Nothing is to be altered. Print each record in full.

:: INFORMATION GIVEN

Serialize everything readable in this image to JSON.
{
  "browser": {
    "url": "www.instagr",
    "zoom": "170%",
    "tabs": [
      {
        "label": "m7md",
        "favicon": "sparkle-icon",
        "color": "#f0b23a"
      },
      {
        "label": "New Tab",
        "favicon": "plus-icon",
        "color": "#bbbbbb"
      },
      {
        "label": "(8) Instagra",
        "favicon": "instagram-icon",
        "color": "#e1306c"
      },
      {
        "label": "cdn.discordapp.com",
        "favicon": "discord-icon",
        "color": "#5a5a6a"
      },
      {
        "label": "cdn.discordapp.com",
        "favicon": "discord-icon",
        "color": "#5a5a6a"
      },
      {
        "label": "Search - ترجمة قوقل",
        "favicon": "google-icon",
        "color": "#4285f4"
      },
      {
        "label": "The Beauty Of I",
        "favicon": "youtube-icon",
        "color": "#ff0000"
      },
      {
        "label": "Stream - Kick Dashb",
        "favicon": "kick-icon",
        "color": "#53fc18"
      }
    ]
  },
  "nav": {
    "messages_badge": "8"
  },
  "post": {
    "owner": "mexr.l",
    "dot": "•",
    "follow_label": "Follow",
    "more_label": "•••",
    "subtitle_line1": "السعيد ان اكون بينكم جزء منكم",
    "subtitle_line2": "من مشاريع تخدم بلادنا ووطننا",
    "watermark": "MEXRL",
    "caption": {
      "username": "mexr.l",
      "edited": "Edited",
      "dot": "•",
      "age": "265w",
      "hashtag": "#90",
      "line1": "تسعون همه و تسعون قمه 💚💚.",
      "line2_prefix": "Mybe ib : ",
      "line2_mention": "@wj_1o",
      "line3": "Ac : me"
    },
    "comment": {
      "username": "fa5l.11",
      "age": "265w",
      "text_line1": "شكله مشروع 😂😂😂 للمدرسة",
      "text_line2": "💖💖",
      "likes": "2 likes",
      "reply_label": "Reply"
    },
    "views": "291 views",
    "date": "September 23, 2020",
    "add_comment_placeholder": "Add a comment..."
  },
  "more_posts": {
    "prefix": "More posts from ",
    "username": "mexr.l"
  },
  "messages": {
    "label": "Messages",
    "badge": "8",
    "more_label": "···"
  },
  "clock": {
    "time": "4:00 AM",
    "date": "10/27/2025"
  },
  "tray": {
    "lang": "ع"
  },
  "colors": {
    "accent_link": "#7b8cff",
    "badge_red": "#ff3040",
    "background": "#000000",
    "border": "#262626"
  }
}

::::

ANSWER AREA —
Serialize everything readable in this image to JSON.
{
  "browser": {
    "url": "www.instagr",
    "zoom": "170%",
    "tabs": [
      {
        "label": "m7md",
        "favicon": "sparkle-icon",
        "color": "#f0b23a"
      },
      {
        "label": "New Tab",
        "favicon": "plus-icon",
        "color": "#bbbbbb"
      },
      {
        "label": "(8) Instagra",
        "favicon": "instagram-icon",
        "color": "#e1306c"
      },
      {
        "label": "cdn.discordapp.com",
        "favicon": "discord-icon",
        "color": "#5a5a6a"
      },
      {
        "label": "cdn.discordapp.com",
        "favicon": "discord-icon",
        "color": "#5a5a6a"
      },
      {
        "label": "Search - ترجمة قوقل",
        "favicon": "google-icon",
        "color": "#4285f4"
      },
      {
        "label": "The Beauty Of I",
        "favicon": "youtube-icon",
        "color": "#ff0000"
      },
      {
        "label": "Stream - Kick Dashb",
        "favicon": "kick-icon",
        "color": "#53fc18"
      }
    ]
  },
  "nav": {
    "messages_badge": "8"
  },
  "post": {
    "owner": "mexr.l",
    "dot": "•",
    "follow_label": "Follow",
    "more_label": "•••",
    "subtitle_line1": "السعيد ان اكون بينكم جزء منكم",
    "subtitle_line2": "من مشاريع تخدم بلادنا ووطننا",
    "watermark": "MEXRL",
    "caption": {
      "username": "mexr.l",
      "edited": "Edited",
      "dot": "•",
      "age": "265w",
      "hashtag": "#90",
      "line1": "تسعون همه و تسعون قمه 💚💚.",
      "line2_prefix": "Mybe ib : ",
      "line2_mention": "@wj_1o",
      "line3": "Ac : me"
    },
    "comment": {
      "username": "fa5l.11",
      "age": "265w",
      "text_line1": "شكله مشروع 😂😂😂 للمدرسة",
      "text_line2": "💖💖",
      "likes": "2 likes",
      "reply_label": "Reply"
    },
    "views": "291 views",
    "date": "September 23, 2020",
    "add_comment_placeholder": "Add a comment..."
  },
  "more_posts": {
    "prefix": "More posts from ",
    "username": "mexr.l"
  },
  "messages": {
    "label": "Messages",
    "badge": "8",
    "more_label": "···"
  },
  "clock": {
    "time": "4:00 AM",
    "date": "10/27/2025"
  },
  "tray": {
    "lang": "ع"
  },
  "colors": {
    "accent_link": "#7b8cff",
    "badge_red": "#ff3040",
    "background": "#000000",
    "border": "#262626"
  }
}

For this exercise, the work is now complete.